Potential changes to National Security Regime following Couture-Rouleau attack
By Brittney MacDonald, Staff Writer
Prior to Martin Couture-Rouleau’s October 20 targeted hit-and run-attack on Warrant Officer Patrice Vincent, and one other soldier in St-Jean-sur-Richelieu, Quebec, Couture-Rouleau had been posting radical, pro-ISIS messages to his Facebook page.
The revelation has led the Conservative government to announce its consideration of including additional laws criminalizing public support of suspected extremist and terrorist groups in their upcoming re-examination of the Canadian national security regime, roughly scheduled for later this year.
The specifics of the law changes have not yet been revealed publicly, but in a statement to CBC, Jennifer Geary, a representative for Justice Minister Peter MacKay, stated:
“Our government is exploring options to build on our record to better equip our security agencies and law enforcement with the tools they need to intercept threats and ultimately convict those who pose a danger to Canadian families and communities.”
Couture-Rouleau had been under investigation and his passport seized, but according to RCMP Superintendent Martine Fontaine in a public statement, “We did not have enough evidence to charge him and to detain him.”
Fontaine went on to say, “We could not arrest someone for having radical thoughts. It’s not a crime in Canada.”
Concern has been raised at the ambiguity of what defines public endorsement of suspected extremist groups. Independent Member of Parliament, Brent Rathgeber raised the issue to CBC news, asking, “If one is opposed to the Israeli actions in Gaza, does that make her an anti-Semite?

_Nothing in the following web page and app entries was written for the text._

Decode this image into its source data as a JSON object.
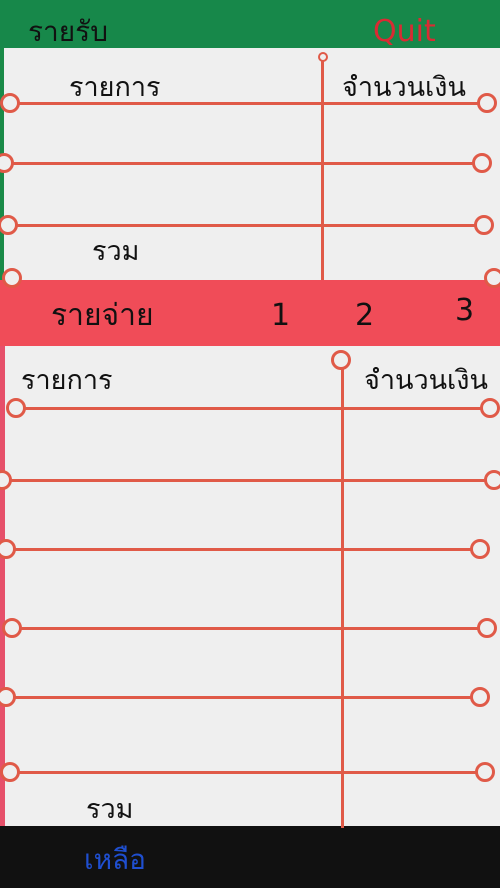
{
  "income": {
    "title": "รายรับ",
    "quit_label": "Quit",
    "col_item": "รายการ",
    "col_amount": "จำนวนเงิน",
    "total_label": "รวม"
  },
  "expense": {
    "title": "รายจ่าย",
    "pages": [
      "1",
      "2",
      "3"
    ],
    "col_item": "รายการ",
    "col_amount": "จำนวนเงิน",
    "total_label": "รวม"
  },
  "footer": {
    "balance_label": "เหลือ"
  },
  "colors": {
    "income_band": "#17884a",
    "expense_band": "#f04c58",
    "rule": "#e05a48",
    "quit": "#d92b33",
    "balance": "#1f4fd0"
  }
}
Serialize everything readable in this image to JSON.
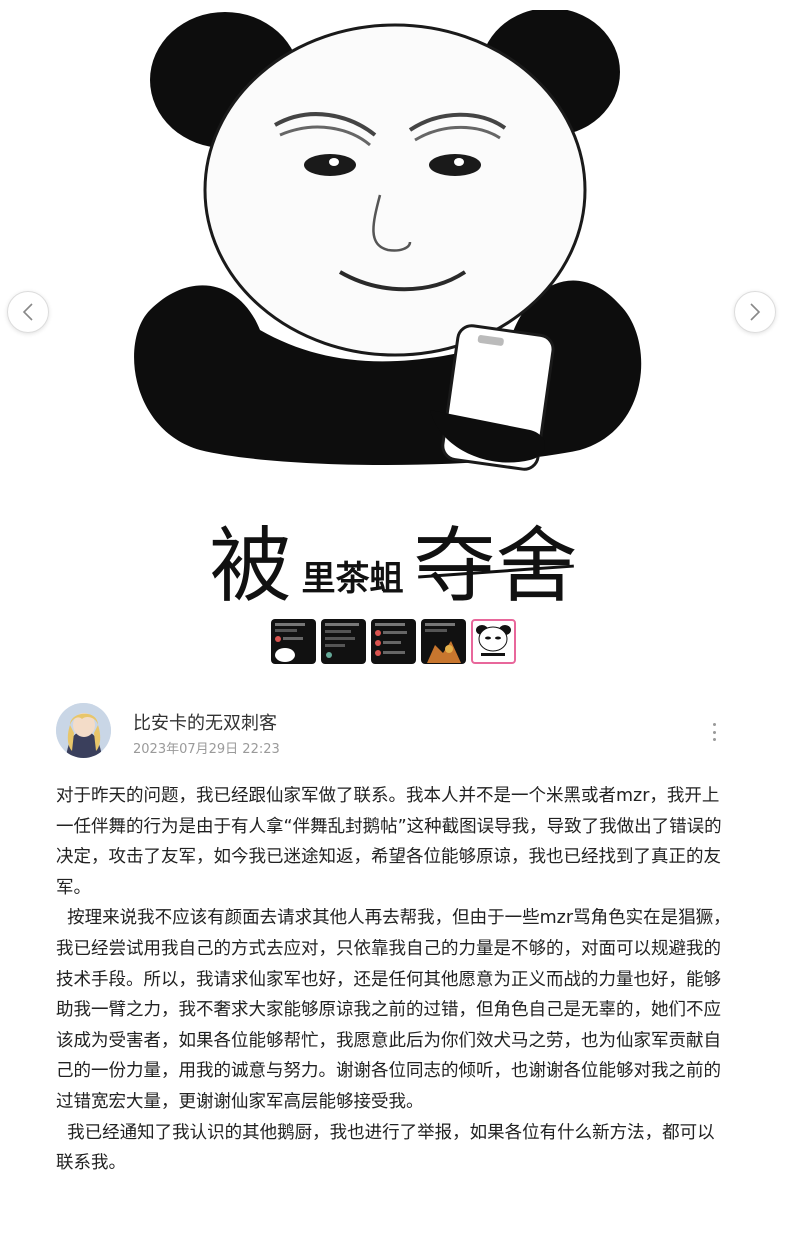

If one is against Operation Impact [an American military mission seeking out ISIS agents in Syria and Iraq], is that a ‘pro-ISIS sentiment’?”
According to Rathgeber, “This is a very slippery slope … and is going to have to be dispassionately and reasonably debated.” He also voiced doubt in the government’s ability to adhere to an unbiased approach, saying, “I see little evidence the government is interested in a collaborative approach, which is unfortunate given what is at stake…”
Various other members of Parliament from many different parties, as well as some independents have decided to reserve judgement until the details of the bill have been released.
Last year the Conservative government removed specifics on hate speech from the Canadian Human Rights Act, and instead added offences of hate speech to the Criminal Code. The decision did not go unopposed due to the removal of power from the federal Human Rights Commission to investigate such matters, and instead making any offence punishable for up to two years in prison.